* Exercise description: Each line of the data should be given again exactly.
___
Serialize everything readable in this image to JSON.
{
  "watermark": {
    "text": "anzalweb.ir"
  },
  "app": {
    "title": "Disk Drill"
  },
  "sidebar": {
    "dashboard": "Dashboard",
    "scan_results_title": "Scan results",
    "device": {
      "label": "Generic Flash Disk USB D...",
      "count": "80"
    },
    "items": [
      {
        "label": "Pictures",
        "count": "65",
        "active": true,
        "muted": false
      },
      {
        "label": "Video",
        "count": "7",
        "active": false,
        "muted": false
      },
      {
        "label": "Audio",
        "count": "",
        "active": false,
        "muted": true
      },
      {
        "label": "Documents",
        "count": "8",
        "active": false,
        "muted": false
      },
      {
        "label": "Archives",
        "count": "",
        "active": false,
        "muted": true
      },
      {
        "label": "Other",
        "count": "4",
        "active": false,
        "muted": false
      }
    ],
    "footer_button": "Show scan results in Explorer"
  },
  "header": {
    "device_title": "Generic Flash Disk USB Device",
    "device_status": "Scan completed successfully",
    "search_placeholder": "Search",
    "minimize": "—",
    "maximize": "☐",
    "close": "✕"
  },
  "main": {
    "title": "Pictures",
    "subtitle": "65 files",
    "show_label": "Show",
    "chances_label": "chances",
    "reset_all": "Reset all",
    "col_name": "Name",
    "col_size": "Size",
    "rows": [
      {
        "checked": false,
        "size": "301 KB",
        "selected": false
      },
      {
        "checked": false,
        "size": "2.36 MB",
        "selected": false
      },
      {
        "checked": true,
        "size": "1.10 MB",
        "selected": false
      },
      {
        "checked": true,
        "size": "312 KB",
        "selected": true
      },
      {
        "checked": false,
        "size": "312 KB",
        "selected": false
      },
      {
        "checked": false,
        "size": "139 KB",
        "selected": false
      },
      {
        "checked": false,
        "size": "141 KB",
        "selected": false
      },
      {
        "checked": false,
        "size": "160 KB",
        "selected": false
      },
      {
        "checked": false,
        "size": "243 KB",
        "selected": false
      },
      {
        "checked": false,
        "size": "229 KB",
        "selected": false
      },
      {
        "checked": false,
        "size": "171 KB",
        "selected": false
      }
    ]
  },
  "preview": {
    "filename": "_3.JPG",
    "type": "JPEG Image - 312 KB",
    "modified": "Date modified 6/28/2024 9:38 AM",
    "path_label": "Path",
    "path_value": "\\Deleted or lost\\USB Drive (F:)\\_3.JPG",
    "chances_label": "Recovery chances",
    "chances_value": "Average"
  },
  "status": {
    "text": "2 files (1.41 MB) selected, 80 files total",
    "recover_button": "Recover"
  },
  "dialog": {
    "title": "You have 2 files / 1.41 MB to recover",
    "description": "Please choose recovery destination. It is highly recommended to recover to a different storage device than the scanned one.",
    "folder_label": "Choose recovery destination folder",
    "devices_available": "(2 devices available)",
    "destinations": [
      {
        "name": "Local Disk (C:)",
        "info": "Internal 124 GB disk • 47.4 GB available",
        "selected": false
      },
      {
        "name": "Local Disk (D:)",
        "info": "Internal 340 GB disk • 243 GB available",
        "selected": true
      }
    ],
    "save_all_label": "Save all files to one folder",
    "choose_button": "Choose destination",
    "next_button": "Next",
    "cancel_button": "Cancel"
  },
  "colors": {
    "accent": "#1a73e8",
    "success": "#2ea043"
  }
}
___
* Finished exercise:
Serialize everything readable in this image to JSON.
{
  "watermark": {
    "text": "anzalweb.ir"
  },
  "app": {
    "title": "Disk Drill"
  },
  "sidebar": {
    "dashboard": "Dashboard",
    "scan_results_title": "Scan results",
    "device": {
      "label": "Generic Flash Disk USB D...",
      "count": "80"
    },
    "items": [
      {
        "label": "Pictures",
        "count": "65",
        "active": true,
        "muted": false
      },
      {
        "label": "Video",
        "count": "7",
        "active": false,
        "muted": false
      },
      {
        "label": "Audio",
        "count": "",
        "active": false,
        "muted": true
      },
      {
        "label": "Documents",
        "count": "8",
        "active": false,
        "muted": false
      },
      {
        "label": "Archives",
        "count": "",
        "active": false,
        "muted": true
      },
      {
        "label": "Other",
        "count": "4",
        "active": false,
        "muted": false
      }
    ],
    "footer_button": "Show scan results in Explorer"
  },
  "header": {
    "device_title": "Generic Flash Disk USB Device",
    "device_status": "Scan completed successfully",
    "search_placeholder": "Search",
    "minimize": "—",
    "maximize": "☐",
    "close": "✕"
  },
  "main": {
    "title": "Pictures",
    "subtitle": "65 files",
    "show_label": "Show",
    "chances_label": "chances",
    "reset_all": "Reset all",
    "col_name": "Name",
    "col_size": "Size",
    "rows": [
      {
        "checked": false,
        "size": "301 KB",
        "selected": false
      },
      {
        "checked": false,
        "size": "2.36 MB",
        "selected": false
      },
      {
        "checked": true,
        "size": "1.10 MB",
        "selected": false
      },
      {
        "checked": true,
        "size": "312 KB",
        "selected": true
      },
      {
        "checked": false,
        "size": "312 KB",
        "selected": false
      },
      {
        "checked": false,
        "size": "139 KB",
        "selected": false
      },
      {
        "checked": false,
        "size": "141 KB",
        "selected": false
      },
      {
        "checked": false,
        "size": "160 KB",
        "selected": false
      },
      {
        "checked": false,
        "size": "243 KB",
        "selected": false
      },
      {
        "checked": false,
        "size": "229 KB",
        "selected": false
      },
      {
        "checked": false,
        "size": "171 KB",
        "selected": false
      }
    ]
  },
  "preview": {
    "filename": "_3.JPG",
    "type": "JPEG Image - 312 KB",
    "modified": "Date modified 6/28/2024 9:38 AM",
    "path_label": "Path",
    "path_value": "\\Deleted or lost\\USB Drive (F:)\\_3.JPG",
    "chances_label": "Recovery chances",
    "chances_value": "Average"
  },
  "status": {
    "text": "2 files (1.41 MB) selected, 80 files total",
    "recover_button": "Recover"
  },
  "dialog": {
    "title": "You have 2 files / 1.41 MB to recover",
    "description": "Please choose recovery destination. It is highly recommended to recover to a different storage device than the scanned one.",
    "folder_label": "Choose recovery destination folder",
    "devices_available": "(2 devices available)",
    "destinations": [
      {
        "name": "Local Disk (C:)",
        "info": "Internal 124 GB disk • 47.4 GB available",
        "selected": false
      },
      {
        "name": "Local Disk (D:)",
        "info": "Internal 340 GB disk • 243 GB available",
        "selected": true
      }
    ],
    "save_all_label": "Save all files to one folder",
    "choose_button": "Choose destination",
    "next_button": "Next",
    "cancel_button": "Cancel"
  },
  "colors": {
    "accent": "#1a73e8",
    "success": "#2ea043"
  }
}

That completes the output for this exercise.